More and more companies are trying to scare the willies out of Joe User about their personal information possibly being traded on the “dark web”.
Hmm. The truth is that, more often than not, you don’t have to go as far as the dark web to find users’ identities and personal information. Often personal data is being shared in broad daylight. Perhaps it has even been openly traded on Facebook… for years.
Cybersecurity blogger Brian Krebs spent just a couple of hours last week hunting for the Facebook forums used by fraudsters, and what he discovered is alarming.
With no special tools, and just Facebook’s rudimentary search facility, Krebs uncovered over 100 forums that have been engaged in identify theft, credit card fraud, spamming, and denial-of-service attacks.
Virtually all the groups made no special effort to hide the criminal activity they were engaged in, openly advertising what they were about in their group names.
In total, Krebs counted more than 300,000 members of these groups - a staggering figure even if you consider that there was likely to be some overlaps in membership. And approximately ten percent of the groups had been active on Facebook for more four years (some had existed as long as *nine* years) without apparently being on the receiving end of any hassle from Facebook itself.
Krebs tipped off Facebook, who quickly shut down the pages. But why wasn’t something done sooner by Facebook itself?
The problem is that Facebook doesn’t care.

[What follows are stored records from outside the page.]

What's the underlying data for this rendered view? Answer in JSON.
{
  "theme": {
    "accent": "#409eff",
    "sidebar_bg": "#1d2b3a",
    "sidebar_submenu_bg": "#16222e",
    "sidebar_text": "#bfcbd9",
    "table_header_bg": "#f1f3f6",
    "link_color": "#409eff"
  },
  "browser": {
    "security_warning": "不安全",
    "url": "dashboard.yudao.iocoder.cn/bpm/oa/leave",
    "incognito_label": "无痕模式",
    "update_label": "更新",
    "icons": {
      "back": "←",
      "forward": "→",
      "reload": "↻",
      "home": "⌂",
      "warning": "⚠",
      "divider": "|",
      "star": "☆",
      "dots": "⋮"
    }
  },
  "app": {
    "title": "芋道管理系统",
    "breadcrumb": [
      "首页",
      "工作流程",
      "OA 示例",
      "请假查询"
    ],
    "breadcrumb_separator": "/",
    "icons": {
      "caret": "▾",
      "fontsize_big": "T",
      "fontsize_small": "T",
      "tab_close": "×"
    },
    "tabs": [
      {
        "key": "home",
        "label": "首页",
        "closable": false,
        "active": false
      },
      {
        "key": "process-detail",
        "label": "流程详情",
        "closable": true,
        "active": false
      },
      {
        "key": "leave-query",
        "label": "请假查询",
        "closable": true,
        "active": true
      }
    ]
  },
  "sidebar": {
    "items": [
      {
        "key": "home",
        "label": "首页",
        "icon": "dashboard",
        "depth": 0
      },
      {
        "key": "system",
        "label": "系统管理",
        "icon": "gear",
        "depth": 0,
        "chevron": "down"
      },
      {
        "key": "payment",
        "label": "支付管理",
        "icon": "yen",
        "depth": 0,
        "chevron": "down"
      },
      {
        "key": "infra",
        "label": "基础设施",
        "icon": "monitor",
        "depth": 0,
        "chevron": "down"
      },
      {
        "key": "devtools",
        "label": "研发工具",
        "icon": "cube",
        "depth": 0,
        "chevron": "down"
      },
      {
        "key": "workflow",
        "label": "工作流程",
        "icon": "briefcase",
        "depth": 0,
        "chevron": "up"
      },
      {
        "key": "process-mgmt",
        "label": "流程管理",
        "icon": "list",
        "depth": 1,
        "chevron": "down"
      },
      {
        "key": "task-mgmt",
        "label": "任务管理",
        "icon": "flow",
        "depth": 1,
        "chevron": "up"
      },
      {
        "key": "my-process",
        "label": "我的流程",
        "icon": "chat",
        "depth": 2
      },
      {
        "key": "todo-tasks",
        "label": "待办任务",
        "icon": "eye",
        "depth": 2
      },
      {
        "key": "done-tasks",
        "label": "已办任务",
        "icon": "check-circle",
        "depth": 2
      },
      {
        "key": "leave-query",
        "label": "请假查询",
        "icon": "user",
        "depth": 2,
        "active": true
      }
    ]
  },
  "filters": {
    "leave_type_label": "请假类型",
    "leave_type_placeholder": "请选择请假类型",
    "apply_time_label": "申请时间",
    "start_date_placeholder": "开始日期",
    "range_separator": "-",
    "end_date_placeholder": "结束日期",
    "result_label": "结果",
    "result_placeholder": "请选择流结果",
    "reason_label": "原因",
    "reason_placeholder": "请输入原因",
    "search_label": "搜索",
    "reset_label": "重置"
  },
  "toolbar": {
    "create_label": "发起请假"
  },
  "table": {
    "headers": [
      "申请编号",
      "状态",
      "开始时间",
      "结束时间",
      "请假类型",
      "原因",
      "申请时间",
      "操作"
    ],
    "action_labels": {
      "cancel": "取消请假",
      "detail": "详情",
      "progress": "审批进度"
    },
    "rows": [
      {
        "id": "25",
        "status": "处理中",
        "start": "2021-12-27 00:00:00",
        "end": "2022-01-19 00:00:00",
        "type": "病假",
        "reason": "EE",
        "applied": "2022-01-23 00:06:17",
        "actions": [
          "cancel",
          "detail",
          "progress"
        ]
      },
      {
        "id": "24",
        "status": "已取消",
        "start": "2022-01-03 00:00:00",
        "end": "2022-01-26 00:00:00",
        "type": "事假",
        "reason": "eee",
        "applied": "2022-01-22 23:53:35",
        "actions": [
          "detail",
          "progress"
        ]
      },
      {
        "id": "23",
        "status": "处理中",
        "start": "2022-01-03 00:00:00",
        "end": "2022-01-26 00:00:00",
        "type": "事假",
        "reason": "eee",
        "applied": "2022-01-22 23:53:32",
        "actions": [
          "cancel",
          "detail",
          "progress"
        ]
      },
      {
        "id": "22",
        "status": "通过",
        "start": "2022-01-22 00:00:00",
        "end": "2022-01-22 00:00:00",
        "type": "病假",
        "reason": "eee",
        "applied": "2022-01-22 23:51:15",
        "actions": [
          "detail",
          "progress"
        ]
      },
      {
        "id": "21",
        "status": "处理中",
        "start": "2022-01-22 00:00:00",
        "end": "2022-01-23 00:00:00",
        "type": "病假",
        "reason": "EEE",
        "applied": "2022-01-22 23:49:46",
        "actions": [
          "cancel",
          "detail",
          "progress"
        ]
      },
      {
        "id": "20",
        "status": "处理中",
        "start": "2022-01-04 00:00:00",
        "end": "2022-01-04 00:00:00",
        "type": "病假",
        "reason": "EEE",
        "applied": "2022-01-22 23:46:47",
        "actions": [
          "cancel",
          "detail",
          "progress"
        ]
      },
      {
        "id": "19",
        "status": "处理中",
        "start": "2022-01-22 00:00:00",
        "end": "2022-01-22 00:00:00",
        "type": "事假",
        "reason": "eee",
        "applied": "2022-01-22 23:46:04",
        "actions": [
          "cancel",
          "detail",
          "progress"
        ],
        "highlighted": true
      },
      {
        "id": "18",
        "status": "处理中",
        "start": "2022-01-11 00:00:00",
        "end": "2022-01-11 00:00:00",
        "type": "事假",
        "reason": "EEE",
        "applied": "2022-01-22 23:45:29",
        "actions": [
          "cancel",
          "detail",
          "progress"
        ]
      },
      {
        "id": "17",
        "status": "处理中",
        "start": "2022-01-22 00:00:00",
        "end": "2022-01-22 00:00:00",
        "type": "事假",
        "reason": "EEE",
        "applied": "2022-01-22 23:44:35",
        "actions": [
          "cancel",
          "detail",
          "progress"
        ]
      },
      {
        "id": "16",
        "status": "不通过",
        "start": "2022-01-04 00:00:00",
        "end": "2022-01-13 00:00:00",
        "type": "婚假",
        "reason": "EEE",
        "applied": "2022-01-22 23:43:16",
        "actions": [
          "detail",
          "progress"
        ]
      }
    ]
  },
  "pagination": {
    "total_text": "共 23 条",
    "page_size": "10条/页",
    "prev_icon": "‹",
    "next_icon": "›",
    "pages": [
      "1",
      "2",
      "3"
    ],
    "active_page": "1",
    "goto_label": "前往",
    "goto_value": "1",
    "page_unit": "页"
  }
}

Although it’s quite capable of writing code that might detect some of these suspicious groups and report them to its security teams (after all, it seems to have no trouble building far more complicated facial recognition code when it suits them) it would prefer to leave it to Facebook users to police the site for them.
It’s down to Joe User to report any groups that might be in breach of Facebook’s community standards.
Brian Krebs only spent a couple of hours looking for Facebook groups engaged in criminal activity, and he limited himself to English-speaking forums and groups with more than 25 members.
There will be more offending Facebook groups out there, but Facebook is waiting for people like you to tell them about it.
The fact that these groups existed unchallenged for up to nine years suggests that Facebook is simply not interested in proactively hunting for them itself.
Maybe you shouldn’t worry quite so much about the dark web, and concern yourself more about the regular web instead.
You can hear more discussion about this topic, and much more besides, in this episode of the “Smashing Security” podcast: